Component data from apps and pages:
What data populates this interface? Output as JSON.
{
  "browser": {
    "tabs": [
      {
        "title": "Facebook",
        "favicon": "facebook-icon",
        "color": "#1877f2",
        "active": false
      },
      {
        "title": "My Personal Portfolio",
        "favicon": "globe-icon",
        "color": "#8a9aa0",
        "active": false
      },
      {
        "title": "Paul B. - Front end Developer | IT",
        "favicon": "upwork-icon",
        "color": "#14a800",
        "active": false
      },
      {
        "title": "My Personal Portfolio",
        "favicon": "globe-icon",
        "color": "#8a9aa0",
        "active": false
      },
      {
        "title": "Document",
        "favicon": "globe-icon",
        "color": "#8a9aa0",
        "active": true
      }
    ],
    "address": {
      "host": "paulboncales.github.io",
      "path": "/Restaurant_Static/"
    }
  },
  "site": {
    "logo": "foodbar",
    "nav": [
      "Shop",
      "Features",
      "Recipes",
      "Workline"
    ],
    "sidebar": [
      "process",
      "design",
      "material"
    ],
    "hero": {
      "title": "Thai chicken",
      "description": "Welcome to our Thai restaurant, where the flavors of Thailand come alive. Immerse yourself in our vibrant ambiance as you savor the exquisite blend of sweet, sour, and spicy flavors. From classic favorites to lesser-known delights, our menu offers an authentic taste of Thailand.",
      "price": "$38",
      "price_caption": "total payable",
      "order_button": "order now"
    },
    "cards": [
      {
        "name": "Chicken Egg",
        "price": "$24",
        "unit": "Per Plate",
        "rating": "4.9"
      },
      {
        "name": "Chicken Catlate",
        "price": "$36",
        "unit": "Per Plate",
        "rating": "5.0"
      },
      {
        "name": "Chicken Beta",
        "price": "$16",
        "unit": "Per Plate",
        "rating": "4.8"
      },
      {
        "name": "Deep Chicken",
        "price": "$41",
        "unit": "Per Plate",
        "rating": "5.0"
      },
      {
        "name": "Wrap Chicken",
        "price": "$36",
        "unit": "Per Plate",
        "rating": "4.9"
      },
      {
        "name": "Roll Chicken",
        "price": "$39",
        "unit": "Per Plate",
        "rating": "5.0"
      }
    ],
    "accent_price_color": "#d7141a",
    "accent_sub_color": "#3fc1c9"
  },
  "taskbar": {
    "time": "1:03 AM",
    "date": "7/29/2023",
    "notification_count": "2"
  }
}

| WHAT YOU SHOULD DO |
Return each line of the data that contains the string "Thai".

| TASK RESPONSE |
      "title": "Thai chicken",
      "description": "Welcome to our Thai restaurant, where the flavors of Thailand come alive. Immerse yourself in our vibrant ambiance as you savor the exquisite blend of sweet, sour, and spicy flavors. From classic favorites to lesser-known delights, our menu offers an authentic taste of Thailand.",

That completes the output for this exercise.